* _Task to carry out_
In the records that follow, find each line with the word "交换余生" and copy it.

* _Available records_
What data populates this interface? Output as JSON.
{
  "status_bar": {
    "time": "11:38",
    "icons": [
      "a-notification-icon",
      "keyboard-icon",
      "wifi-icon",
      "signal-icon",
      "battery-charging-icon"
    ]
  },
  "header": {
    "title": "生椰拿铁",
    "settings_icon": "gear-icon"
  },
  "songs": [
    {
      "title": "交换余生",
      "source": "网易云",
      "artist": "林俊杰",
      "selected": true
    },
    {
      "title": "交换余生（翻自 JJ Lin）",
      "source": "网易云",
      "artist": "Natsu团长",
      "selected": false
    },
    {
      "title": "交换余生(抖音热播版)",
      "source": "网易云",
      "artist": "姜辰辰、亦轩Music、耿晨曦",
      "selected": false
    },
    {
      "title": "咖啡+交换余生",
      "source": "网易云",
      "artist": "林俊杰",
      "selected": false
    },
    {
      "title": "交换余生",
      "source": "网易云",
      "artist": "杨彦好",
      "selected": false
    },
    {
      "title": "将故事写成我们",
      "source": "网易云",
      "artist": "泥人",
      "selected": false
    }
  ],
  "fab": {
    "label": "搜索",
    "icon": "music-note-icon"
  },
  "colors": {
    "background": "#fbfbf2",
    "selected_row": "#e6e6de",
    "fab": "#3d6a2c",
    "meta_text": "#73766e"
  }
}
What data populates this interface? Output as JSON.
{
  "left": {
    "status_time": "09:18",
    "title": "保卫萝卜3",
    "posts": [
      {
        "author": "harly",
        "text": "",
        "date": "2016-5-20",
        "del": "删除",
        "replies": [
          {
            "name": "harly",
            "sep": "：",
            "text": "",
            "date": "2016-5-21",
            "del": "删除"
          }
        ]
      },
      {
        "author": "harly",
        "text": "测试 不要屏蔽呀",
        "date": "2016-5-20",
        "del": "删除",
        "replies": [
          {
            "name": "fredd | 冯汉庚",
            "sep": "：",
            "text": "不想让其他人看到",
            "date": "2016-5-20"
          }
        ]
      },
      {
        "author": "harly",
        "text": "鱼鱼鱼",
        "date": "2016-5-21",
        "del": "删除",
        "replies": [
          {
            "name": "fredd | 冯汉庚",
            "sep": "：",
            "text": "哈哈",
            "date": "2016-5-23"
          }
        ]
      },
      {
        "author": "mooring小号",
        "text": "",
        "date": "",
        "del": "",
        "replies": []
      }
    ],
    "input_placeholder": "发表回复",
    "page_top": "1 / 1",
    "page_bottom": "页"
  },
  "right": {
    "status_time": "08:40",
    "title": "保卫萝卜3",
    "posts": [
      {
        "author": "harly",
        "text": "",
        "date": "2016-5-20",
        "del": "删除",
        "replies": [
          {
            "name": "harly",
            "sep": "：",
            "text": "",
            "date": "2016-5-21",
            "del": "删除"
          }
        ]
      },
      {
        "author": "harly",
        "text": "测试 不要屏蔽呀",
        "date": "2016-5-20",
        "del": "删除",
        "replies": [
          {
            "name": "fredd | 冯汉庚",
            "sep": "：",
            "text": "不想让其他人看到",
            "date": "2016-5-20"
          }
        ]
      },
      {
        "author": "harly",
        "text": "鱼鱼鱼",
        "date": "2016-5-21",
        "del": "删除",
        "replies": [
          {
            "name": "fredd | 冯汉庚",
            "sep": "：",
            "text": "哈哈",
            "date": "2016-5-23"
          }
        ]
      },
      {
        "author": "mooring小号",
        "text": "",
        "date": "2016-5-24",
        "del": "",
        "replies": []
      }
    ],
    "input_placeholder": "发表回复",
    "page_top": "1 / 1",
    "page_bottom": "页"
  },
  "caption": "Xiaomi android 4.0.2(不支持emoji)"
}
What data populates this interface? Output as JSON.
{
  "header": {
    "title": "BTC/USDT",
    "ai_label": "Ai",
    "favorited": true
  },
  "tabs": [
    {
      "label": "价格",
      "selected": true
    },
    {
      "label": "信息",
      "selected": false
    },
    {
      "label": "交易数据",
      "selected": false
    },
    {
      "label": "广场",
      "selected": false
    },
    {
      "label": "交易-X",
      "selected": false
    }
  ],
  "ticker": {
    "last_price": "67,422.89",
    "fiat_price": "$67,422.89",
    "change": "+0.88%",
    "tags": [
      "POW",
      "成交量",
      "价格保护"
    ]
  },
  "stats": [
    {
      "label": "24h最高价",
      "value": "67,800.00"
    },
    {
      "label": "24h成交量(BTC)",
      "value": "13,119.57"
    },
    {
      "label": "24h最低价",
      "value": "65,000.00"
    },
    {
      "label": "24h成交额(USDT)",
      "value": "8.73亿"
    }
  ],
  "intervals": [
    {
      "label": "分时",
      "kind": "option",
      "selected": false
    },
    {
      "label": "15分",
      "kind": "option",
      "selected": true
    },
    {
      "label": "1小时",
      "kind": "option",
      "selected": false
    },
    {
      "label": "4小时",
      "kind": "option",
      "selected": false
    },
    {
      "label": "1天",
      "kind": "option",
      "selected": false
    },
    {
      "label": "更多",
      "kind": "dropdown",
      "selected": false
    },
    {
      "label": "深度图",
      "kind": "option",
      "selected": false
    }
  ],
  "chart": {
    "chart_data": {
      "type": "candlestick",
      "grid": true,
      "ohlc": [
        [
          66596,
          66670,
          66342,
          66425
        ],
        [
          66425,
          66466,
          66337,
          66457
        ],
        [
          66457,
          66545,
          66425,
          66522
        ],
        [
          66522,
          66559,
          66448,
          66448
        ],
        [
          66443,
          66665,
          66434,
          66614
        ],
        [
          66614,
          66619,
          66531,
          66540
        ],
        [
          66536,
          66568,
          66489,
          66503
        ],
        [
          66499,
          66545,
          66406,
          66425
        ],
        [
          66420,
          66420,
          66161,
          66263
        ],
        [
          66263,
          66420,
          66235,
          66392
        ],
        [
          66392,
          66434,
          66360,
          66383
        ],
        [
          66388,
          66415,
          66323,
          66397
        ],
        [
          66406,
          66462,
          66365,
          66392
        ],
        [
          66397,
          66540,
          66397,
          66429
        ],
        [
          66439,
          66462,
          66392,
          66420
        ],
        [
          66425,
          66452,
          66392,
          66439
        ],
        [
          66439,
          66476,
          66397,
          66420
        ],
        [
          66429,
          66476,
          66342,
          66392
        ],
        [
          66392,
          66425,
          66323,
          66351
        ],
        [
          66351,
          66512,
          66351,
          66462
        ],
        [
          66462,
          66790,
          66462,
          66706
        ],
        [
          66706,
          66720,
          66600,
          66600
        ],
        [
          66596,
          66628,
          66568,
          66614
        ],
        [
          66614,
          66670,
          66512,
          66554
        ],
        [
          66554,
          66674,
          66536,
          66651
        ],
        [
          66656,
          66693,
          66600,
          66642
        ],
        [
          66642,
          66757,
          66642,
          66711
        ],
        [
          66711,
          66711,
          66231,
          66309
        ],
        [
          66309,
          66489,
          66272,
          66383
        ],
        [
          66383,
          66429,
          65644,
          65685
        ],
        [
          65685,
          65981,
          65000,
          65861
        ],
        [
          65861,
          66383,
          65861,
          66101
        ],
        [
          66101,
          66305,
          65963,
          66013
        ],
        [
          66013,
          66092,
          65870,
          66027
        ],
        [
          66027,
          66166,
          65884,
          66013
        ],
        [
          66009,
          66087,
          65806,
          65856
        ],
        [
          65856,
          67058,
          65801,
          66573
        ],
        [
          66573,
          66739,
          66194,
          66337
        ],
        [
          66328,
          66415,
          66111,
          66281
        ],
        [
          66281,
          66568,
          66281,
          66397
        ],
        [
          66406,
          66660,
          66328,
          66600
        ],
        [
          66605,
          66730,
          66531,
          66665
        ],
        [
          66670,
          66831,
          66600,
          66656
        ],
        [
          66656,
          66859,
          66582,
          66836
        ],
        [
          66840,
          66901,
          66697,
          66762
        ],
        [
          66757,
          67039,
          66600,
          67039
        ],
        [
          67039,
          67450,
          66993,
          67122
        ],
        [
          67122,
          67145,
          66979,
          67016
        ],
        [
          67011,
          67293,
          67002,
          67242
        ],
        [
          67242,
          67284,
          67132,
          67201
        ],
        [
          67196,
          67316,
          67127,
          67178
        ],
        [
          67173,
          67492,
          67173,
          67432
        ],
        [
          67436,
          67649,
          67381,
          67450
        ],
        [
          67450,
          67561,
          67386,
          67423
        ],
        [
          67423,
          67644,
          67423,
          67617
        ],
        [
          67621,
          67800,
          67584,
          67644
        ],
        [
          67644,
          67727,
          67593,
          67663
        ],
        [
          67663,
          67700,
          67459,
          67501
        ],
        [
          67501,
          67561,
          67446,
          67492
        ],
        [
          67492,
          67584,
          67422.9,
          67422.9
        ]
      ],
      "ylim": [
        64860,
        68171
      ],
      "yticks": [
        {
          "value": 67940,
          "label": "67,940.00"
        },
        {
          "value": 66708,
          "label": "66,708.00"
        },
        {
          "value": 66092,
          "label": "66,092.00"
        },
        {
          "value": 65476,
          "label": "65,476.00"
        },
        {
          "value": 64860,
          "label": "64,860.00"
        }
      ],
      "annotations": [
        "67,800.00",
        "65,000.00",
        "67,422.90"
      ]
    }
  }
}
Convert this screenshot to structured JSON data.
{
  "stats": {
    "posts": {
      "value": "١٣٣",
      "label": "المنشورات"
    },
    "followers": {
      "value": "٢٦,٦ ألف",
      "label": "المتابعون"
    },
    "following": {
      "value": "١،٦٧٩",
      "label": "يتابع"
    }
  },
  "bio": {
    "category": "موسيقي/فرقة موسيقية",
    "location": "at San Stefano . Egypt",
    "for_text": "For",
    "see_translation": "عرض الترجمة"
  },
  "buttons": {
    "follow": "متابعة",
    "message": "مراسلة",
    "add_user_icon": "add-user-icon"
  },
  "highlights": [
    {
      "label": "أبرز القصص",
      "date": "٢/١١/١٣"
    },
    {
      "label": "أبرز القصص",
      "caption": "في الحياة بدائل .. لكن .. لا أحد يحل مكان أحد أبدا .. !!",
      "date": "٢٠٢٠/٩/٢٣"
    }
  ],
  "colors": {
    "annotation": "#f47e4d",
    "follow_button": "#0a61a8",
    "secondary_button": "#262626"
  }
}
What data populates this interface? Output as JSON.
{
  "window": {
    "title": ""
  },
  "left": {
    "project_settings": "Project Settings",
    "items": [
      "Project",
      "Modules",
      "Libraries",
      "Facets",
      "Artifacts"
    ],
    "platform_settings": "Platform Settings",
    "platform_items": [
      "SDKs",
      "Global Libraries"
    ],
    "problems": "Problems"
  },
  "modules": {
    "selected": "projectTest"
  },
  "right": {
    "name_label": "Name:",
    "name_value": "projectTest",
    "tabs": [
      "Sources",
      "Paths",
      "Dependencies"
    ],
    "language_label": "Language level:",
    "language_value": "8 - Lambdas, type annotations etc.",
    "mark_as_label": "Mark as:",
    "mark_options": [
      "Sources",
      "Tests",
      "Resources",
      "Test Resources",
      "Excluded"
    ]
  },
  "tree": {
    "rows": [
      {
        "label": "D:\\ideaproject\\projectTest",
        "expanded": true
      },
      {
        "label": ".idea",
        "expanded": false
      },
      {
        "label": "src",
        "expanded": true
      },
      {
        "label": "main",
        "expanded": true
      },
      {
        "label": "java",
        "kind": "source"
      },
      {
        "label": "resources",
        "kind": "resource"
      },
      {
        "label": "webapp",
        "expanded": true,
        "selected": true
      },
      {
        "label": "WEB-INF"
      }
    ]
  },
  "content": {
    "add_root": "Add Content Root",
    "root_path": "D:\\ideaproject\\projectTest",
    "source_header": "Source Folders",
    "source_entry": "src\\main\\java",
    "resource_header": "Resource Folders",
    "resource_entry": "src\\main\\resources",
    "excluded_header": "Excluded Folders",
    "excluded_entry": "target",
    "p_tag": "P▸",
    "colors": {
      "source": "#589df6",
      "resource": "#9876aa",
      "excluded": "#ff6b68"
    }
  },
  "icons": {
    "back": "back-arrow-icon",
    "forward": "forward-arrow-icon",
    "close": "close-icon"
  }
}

* _Written answer_
      "title": "交换余生",
      "title": "交换余生（翻自 JJ Lin）",
      "title": "交换余生(抖音热播版)",
      "title": "咖啡+交换余生",
      "title": "交换余生",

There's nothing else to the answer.